A little early in the night to be our official new years eve kiss but the dramatic setting will live on in our memories.
Walking through Parisian crowds on NYE towards the Eiffel Tower for midnight champagne. The energy of Paris at night was infectious.
This moment has inspired us to try to celebrate New Years Eve on every continent(So far we have N America, Africa and now Europe)
The next morning we woke up and flew on to Rome to continue our whirlwind tour of some Europe’s most famous sites. Blog posts of this, our more recent trip to Jamaica and upcoming road trip/dogsledding in Scandinavia are on their way soon!
Trying to see two of the worlds great cities in 9 days is a Herculean task, but we gave it our best shot last month travelling to Paris and Rome. During the middle few days in Paris we dragged our friends EF and MF on a whirlwind tour. Ignoring dreary rain and chilly temperatures, we biked, walked, ate and drank our way around town at breakneck speed.
We probably were not supposed to be taking our rental bikes on this stone walk along the banks of the Seine, but it made for a memorable if a bit bumpy morning.
A view from the windows of the Musee D’Orsay looking out onto the Louvre. It really is worth getting up early to get to these museums before the crowds, the people of Paris are not early risers which may be related to Parisian restaurants not even opening their doors until 8pm.
Arc de Triomphe. This arch sits at the end of the “times-squarified” Champs-Elysees and got me wondering why Europeans seem to think is a good idea to turn great historical monuments into traffic circles.
We loved the Montmartre neihborhood, it is everything Champs-Elysees is not…mostly, it still feels culturally Parisian.
Montmartre is dominated by the Sacre-Coeur Basilica at the top of the hill.
Sacre-Coeur holds a commanding view over Paris.
French wine (which is definitely better in France) combined with decadent French food and the Paris cafe culture makes for relaxing days filled with little luxuries…not a bad way to live.
The Eiffel Tower: Iconic enough to draw a massive crowd even on a cold and rainy Wednesday in the middle of winter.
I have heard it said that since pictures of every square inch of the planet are available in a few mouse clicks, that we have lost some of the purpose and thrill of travel. However, in my mind there is nothing that can take the place of standing in the fog looking up at this beautiful tower. If you have ever really traveled, to places far away, and seen things of unimaginable magnitude and stunning beauty, then you know it doesn’t matter how large your LCD screen is, there is no substitute for the experience of travel.

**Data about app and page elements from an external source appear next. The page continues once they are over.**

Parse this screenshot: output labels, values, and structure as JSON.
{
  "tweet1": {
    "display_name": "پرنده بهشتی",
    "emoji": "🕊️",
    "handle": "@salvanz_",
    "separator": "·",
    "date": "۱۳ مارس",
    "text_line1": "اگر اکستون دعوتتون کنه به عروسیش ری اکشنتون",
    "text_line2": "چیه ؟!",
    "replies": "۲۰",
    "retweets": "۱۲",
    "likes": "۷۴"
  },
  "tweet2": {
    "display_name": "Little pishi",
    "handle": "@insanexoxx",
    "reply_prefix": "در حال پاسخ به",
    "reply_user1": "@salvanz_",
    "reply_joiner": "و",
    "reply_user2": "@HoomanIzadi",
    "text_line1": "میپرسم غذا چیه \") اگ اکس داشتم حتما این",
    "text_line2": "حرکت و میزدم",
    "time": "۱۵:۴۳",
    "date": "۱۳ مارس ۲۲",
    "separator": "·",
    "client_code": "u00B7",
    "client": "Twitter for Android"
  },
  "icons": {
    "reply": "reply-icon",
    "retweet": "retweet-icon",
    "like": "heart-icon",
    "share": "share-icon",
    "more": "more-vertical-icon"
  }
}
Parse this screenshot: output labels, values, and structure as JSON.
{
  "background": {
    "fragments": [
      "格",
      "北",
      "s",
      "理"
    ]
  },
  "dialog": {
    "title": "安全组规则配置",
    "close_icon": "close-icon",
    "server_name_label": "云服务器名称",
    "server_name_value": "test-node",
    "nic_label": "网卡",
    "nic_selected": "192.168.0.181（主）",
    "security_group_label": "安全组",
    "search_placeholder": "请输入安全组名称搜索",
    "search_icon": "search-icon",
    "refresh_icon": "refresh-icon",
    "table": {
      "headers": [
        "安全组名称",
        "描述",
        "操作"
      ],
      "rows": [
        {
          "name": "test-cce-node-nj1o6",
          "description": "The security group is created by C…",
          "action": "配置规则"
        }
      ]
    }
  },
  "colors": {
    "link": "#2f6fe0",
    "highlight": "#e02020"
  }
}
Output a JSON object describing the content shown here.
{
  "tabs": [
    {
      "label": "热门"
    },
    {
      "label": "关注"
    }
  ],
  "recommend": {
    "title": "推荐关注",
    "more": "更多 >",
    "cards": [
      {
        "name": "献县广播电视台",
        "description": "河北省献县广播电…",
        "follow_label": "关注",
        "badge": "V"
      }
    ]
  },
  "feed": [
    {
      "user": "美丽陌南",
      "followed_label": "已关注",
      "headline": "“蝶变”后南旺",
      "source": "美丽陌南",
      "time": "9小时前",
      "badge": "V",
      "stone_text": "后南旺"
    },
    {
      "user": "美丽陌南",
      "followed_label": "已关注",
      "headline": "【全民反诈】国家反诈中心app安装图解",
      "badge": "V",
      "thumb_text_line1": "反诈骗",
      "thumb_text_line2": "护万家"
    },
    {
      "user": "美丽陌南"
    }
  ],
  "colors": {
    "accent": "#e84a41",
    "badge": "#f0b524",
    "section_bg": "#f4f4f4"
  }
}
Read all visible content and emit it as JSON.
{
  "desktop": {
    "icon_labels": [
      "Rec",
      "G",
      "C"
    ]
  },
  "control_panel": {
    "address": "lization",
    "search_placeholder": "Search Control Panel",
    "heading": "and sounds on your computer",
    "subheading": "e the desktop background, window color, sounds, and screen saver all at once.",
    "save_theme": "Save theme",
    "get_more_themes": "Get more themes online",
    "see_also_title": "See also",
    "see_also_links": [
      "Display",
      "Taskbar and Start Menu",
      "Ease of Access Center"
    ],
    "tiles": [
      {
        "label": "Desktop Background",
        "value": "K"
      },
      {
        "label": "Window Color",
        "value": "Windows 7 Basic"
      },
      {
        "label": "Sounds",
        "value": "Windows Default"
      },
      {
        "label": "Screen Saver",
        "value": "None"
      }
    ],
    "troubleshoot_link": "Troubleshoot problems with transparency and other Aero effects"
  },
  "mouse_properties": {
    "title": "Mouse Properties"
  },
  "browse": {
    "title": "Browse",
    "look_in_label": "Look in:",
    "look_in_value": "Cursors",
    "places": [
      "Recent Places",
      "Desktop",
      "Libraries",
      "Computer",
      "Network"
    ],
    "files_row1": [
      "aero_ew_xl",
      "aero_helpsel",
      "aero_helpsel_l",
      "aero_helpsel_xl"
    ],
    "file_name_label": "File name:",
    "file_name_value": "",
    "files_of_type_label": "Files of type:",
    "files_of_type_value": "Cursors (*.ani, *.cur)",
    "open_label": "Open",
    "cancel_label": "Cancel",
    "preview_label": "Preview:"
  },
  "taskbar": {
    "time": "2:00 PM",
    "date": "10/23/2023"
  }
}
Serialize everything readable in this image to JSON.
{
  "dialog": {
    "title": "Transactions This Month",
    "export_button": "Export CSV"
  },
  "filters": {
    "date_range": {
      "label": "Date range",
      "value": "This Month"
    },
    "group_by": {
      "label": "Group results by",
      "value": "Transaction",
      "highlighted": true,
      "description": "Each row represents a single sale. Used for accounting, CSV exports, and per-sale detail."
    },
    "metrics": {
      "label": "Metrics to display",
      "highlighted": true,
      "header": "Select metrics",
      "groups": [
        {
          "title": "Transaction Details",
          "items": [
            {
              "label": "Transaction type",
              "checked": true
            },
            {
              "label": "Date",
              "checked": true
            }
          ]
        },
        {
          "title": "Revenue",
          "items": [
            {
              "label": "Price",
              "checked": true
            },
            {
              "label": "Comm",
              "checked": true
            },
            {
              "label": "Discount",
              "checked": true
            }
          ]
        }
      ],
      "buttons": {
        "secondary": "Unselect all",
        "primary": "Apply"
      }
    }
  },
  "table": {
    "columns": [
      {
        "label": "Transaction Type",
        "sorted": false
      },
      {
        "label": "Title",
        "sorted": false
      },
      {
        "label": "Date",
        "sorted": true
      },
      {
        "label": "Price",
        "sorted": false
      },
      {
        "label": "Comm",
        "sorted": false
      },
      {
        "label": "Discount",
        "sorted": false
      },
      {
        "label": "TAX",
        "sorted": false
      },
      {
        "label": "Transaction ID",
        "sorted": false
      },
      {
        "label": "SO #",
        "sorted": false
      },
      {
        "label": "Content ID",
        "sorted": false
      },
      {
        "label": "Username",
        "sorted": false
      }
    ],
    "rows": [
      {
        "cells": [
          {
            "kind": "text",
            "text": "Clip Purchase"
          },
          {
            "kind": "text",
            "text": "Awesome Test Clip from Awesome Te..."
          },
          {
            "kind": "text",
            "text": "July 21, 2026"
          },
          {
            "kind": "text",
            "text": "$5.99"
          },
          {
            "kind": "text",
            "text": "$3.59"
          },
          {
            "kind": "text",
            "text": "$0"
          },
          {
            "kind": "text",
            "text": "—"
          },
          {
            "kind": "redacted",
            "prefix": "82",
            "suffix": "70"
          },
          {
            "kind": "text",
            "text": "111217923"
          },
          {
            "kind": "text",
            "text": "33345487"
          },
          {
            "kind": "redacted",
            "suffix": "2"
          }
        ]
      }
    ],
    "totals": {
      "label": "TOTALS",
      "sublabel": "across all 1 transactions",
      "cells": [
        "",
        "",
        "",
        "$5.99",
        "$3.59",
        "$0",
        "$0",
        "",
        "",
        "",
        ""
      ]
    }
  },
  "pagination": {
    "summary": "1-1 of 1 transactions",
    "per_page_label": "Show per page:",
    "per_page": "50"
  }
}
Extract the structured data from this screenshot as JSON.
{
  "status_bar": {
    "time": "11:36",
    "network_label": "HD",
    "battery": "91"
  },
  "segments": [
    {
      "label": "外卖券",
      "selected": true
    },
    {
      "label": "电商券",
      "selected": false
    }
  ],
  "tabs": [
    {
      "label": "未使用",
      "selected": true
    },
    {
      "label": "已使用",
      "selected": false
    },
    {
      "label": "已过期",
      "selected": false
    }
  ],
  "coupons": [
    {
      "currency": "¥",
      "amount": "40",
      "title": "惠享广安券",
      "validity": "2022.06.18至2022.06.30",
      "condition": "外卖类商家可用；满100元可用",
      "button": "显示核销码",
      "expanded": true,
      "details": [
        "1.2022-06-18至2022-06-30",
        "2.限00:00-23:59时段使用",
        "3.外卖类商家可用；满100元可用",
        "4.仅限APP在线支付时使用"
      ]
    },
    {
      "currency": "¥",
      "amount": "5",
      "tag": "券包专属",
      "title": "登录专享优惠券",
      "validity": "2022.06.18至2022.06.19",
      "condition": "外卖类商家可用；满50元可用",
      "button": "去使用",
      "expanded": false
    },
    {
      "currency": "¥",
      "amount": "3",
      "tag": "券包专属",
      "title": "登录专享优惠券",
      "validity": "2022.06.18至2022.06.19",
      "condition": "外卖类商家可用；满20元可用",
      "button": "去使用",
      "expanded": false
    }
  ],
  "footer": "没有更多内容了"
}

After an overnight flight with minimal sleep, on our foggy first morning, it was determined that against our better judgement and the advice of our driver we will be riding these tomorrow on the crazy streets of Paris.
Le Marais, location of our rental flat. Older of the neighborhoods of Paris.
First time in Paris!
Notre Dame looming in the fog.
Two coffee stops later, our food consumption included the longest hot dog and cheese baguette we had ever seen. Our friend is a great sport!
Our lack of sleep left us delirious and made the day seem very dream-like.
Stained glass viewed from the interior of the cathedral.
I’m in love!
Our table experienced steak tar tar, duck confit, roasted duck breast, and pan seared pork with mustard seed seasoning (above plate). Throw in a great bottle of Bordeaux and chocolate cake to call it a successful night.
Le Marais in the evening. “Our Home in Paris” (rental company) has really impressed us with our flat, driver, and concierge. We didn’t plan anything on our travel day, yet found Paris to be very walkable and easy to navigate making it easy to accomplish so much on our first day.